● **WORK TO COMPLETE**
The records must be duplicated exactly, with every picture left out.

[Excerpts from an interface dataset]
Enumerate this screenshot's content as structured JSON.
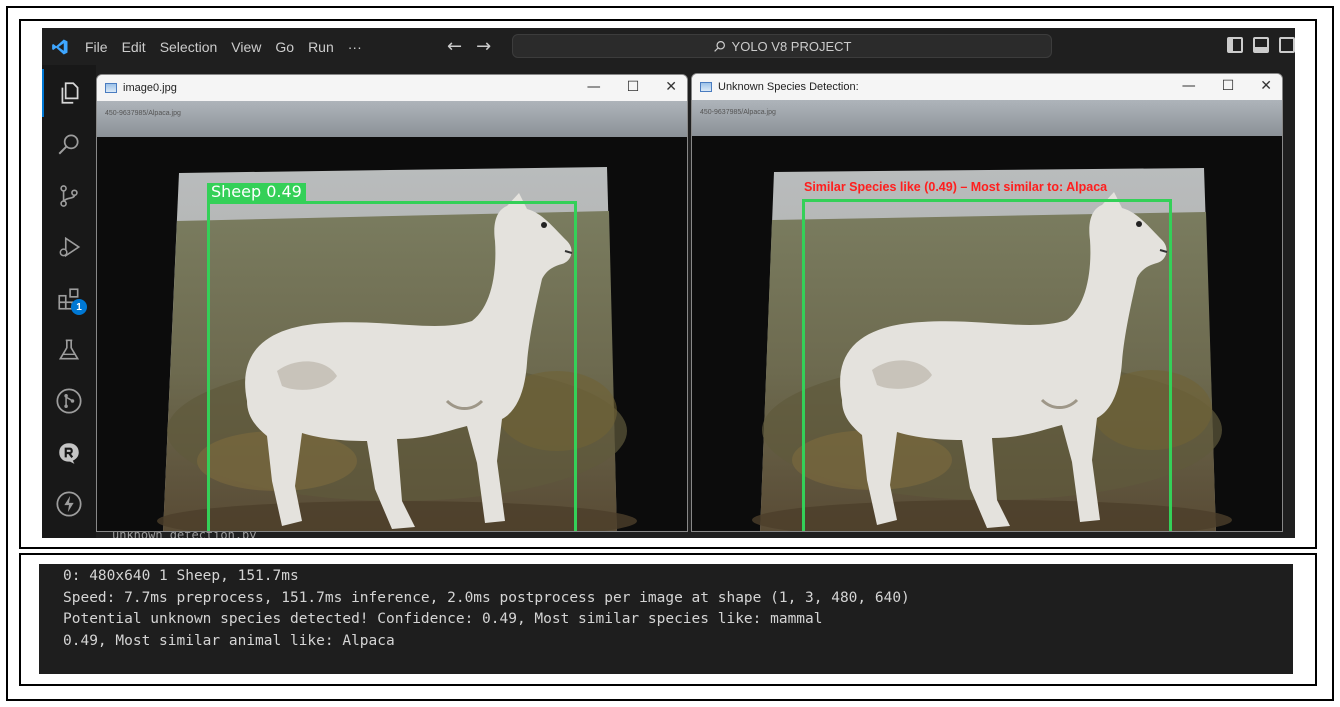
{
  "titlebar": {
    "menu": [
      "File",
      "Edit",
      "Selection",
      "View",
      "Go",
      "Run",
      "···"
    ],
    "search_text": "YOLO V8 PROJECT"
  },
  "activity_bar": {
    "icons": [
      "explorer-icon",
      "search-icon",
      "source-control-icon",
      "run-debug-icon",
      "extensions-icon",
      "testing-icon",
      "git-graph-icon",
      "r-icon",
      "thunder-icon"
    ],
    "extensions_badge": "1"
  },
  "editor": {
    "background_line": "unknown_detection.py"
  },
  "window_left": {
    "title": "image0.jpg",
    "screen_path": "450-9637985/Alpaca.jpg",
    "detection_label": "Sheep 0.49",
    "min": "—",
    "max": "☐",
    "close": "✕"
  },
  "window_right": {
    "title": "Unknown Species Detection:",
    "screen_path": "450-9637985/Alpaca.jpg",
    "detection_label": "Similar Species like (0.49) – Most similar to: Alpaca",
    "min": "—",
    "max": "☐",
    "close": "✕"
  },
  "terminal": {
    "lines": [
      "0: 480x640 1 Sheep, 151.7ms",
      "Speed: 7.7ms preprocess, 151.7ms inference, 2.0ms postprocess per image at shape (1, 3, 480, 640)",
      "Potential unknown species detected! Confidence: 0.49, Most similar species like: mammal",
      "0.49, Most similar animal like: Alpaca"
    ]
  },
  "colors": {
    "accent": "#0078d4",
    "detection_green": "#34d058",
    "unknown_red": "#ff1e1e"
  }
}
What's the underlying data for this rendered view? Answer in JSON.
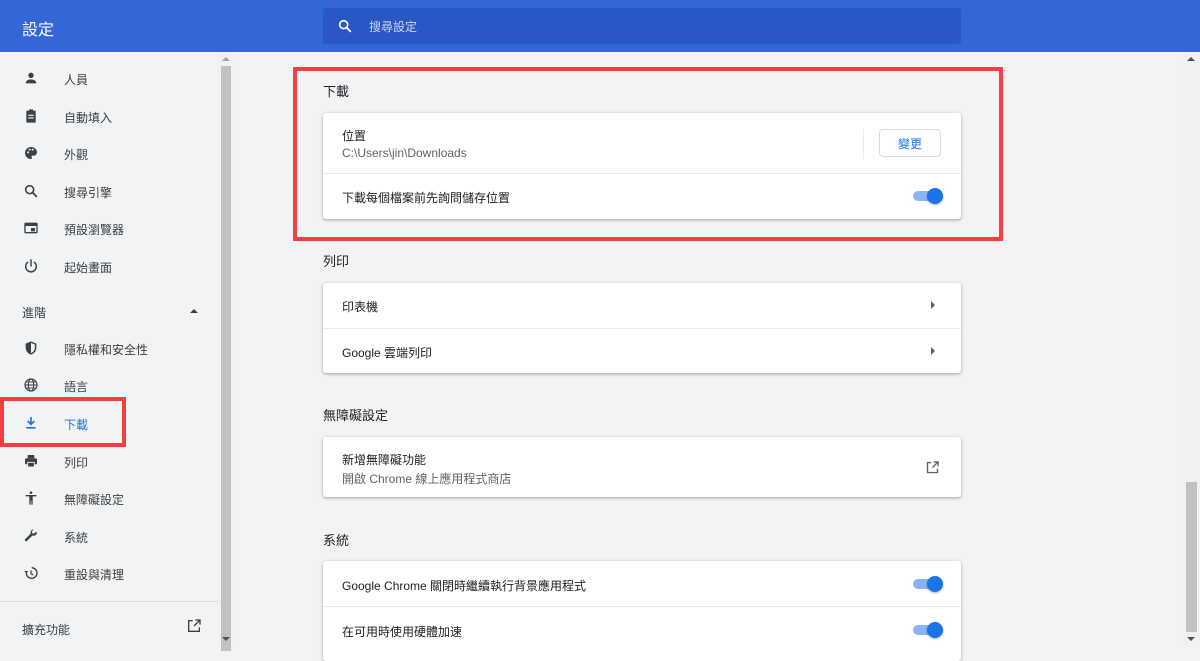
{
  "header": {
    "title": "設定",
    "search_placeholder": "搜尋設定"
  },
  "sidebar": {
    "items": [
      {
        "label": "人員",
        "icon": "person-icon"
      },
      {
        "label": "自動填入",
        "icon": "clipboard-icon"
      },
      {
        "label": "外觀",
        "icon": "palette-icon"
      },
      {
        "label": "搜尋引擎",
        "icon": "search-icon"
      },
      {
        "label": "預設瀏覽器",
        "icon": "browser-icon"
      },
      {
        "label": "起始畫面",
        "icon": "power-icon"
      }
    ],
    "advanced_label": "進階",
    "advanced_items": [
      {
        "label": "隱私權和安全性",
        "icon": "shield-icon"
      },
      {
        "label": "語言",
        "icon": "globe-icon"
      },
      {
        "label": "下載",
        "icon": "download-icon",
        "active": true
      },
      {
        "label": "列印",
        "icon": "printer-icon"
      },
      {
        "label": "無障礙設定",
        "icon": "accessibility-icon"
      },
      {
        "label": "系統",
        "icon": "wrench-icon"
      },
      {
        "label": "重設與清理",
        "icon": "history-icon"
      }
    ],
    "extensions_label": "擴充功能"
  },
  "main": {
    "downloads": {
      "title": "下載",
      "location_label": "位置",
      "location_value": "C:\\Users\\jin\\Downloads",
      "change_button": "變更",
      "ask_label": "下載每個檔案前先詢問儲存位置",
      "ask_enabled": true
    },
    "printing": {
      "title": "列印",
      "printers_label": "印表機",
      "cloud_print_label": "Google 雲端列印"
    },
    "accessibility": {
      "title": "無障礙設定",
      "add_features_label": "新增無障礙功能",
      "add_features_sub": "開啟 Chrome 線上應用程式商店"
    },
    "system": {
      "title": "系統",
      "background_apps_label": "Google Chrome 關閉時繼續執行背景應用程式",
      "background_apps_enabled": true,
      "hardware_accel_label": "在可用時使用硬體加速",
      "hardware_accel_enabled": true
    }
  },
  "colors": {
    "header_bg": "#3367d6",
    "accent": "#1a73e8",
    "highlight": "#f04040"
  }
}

● **RESULT FOR THIS TASK**
Enumerate this screenshot's content as structured JSON.
{
  "titlebar": {
    "menu": [
      "File",
      "Edit",
      "Selection",
      "View",
      "Go",
      "Run",
      "···"
    ],
    "search_text": "YOLO V8 PROJECT"
  },
  "activity_bar": {
    "icons": [
      "explorer-icon",
      "search-icon",
      "source-control-icon",
      "run-debug-icon",
      "extensions-icon",
      "testing-icon",
      "git-graph-icon",
      "r-icon",
      "thunder-icon"
    ],
    "extensions_badge": "1"
  },
  "editor": {
    "background_line": "unknown_detection.py"
  },
  "window_left": {
    "title": "image0.jpg",
    "screen_path": "450-9637985/Alpaca.jpg",
    "detection_label": "Sheep 0.49",
    "min": "—",
    "max": "☐",
    "close": "✕"
  },
  "window_right": {
    "title": "Unknown Species Detection:",
    "screen_path": "450-9637985/Alpaca.jpg",
    "detection_label": "Similar Species like (0.49) – Most similar to: Alpaca",
    "min": "—",
    "max": "☐",
    "close": "✕"
  },
  "terminal": {
    "lines": [
      "0: 480x640 1 Sheep, 151.7ms",
      "Speed: 7.7ms preprocess, 151.7ms inference, 2.0ms postprocess per image at shape (1, 3, 480, 640)",
      "Potential unknown species detected! Confidence: 0.49, Most similar species like: mammal",
      "0.49, Most similar animal like: Alpaca"
    ]
  },
  "colors": {
    "accent": "#0078d4",
    "detection_green": "#34d058",
    "unknown_red": "#ff1e1e"
  }
}
What's the underlying data for this rendered view? Answer in JSON.
{
  "header": {
    "title": "設定",
    "search_placeholder": "搜尋設定"
  },
  "sidebar": {
    "items": [
      {
        "label": "人員",
        "icon": "person-icon"
      },
      {
        "label": "自動填入",
        "icon": "clipboard-icon"
      },
      {
        "label": "外觀",
        "icon": "palette-icon"
      },
      {
        "label": "搜尋引擎",
        "icon": "search-icon"
      },
      {
        "label": "預設瀏覽器",
        "icon": "browser-icon"
      },
      {
        "label": "起始畫面",
        "icon": "power-icon"
      }
    ],
    "advanced_label": "進階",
    "advanced_items": [
      {
        "label": "隱私權和安全性",
        "icon": "shield-icon"
      },
      {
        "label": "語言",
        "icon": "globe-icon"
      },
      {
        "label": "下載",
        "icon": "download-icon",
        "active": true
      },
      {
        "label": "列印",
        "icon": "printer-icon"
      },
      {
        "label": "無障礙設定",
        "icon": "accessibility-icon"
      },
      {
        "label": "系統",
        "icon": "wrench-icon"
      },
      {
        "label": "重設與清理",
        "icon": "history-icon"
      }
    ],
    "extensions_label": "擴充功能"
  },
  "main": {
    "downloads": {
      "title": "下載",
      "location_label": "位置",
      "location_value": "C:\\Users\\jin\\Downloads",
      "change_button": "變更",
      "ask_label": "下載每個檔案前先詢問儲存位置",
      "ask_enabled": true
    },
    "printing": {
      "title": "列印",
      "printers_label": "印表機",
      "cloud_print_label": "Google 雲端列印"
    },
    "accessibility": {
      "title": "無障礙設定",
      "add_features_label": "新增無障礙功能",
      "add_features_sub": "開啟 Chrome 線上應用程式商店"
    },
    "system": {
      "title": "系統",
      "background_apps_label": "Google Chrome 關閉時繼續執行背景應用程式",
      "background_apps_enabled": true,
      "hardware_accel_label": "在可用時使用硬體加速",
      "hardware_accel_enabled": true
    }
  },
  "colors": {
    "header_bg": "#3367d6",
    "accent": "#1a73e8",
    "highlight": "#f04040"
  }
}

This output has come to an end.